* Description of the task
Repeat the records below exactly, line for line.

○ ○ ○ ○

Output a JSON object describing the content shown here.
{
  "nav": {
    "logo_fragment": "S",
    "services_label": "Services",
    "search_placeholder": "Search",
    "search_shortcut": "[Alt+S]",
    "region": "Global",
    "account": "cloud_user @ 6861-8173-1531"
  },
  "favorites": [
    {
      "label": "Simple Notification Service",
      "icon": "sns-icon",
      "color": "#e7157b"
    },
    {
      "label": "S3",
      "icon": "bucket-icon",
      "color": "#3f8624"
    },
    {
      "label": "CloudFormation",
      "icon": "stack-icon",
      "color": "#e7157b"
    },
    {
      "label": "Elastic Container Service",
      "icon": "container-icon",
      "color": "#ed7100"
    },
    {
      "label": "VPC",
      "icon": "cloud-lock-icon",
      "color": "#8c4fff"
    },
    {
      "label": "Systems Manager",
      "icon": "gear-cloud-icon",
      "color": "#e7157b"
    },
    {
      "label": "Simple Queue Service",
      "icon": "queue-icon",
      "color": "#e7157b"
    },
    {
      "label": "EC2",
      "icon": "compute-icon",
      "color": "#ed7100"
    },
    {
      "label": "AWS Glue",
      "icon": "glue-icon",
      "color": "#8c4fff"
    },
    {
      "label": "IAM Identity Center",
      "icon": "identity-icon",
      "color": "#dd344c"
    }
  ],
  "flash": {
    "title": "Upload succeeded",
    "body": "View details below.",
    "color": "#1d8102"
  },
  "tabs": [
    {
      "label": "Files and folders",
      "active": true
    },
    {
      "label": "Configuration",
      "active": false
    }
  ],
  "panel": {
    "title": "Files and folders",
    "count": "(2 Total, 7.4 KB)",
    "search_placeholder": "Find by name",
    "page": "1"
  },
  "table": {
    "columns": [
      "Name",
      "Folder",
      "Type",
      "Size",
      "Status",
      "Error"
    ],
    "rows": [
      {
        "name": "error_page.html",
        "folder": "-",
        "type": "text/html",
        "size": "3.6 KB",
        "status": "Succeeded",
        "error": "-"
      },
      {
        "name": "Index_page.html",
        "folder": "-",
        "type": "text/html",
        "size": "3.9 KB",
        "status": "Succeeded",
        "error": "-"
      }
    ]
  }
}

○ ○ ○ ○

* Result for this task
Output a JSON object describing the content shown here.
{
  "nav": {
    "logo_fragment": "S",
    "services_label": "Services",
    "search_placeholder": "Search",
    "search_shortcut": "[Alt+S]",
    "region": "Global",
    "account": "cloud_user @ 6861-8173-1531"
  },
  "favorites": [
    {
      "label": "Simple Notification Service",
      "icon": "sns-icon",
      "color": "#e7157b"
    },
    {
      "label": "S3",
      "icon": "bucket-icon",
      "color": "#3f8624"
    },
    {
      "label": "CloudFormation",
      "icon": "stack-icon",
      "color": "#e7157b"
    },
    {
      "label": "Elastic Container Service",
      "icon": "container-icon",
      "color": "#ed7100"
    },
    {
      "label": "VPC",
      "icon": "cloud-lock-icon",
      "color": "#8c4fff"
    },
    {
      "label": "Systems Manager",
      "icon": "gear-cloud-icon",
      "color": "#e7157b"
    },
    {
      "label": "Simple Queue Service",
      "icon": "queue-icon",
      "color": "#e7157b"
    },
    {
      "label": "EC2",
      "icon": "compute-icon",
      "color": "#ed7100"
    },
    {
      "label": "AWS Glue",
      "icon": "glue-icon",
      "color": "#8c4fff"
    },
    {
      "label": "IAM Identity Center",
      "icon": "identity-icon",
      "color": "#dd344c"
    }
  ],
  "flash": {
    "title": "Upload succeeded",
    "body": "View details below.",
    "color": "#1d8102"
  },
  "tabs": [
    {
      "label": "Files and folders",
      "active": true
    },
    {
      "label": "Configuration",
      "active": false
    }
  ],
  "panel": {
    "title": "Files and folders",
    "count": "(2 Total, 7.4 KB)",
    "search_placeholder": "Find by name",
    "page": "1"
  },
  "table": {
    "columns": [
      "Name",
      "Folder",
      "Type",
      "Size",
      "Status",
      "Error"
    ],
    "rows": [
      {
        "name": "error_page.html",
        "folder": "-",
        "type": "text/html",
        "size": "3.6 KB",
        "status": "Succeeded",
        "error": "-"
      },
      {
        "name": "Index_page.html",
        "folder": "-",
        "type": "text/html",
        "size": "3.9 KB",
        "status": "Succeeded",
        "error": "-"
      }
    ]
  }
}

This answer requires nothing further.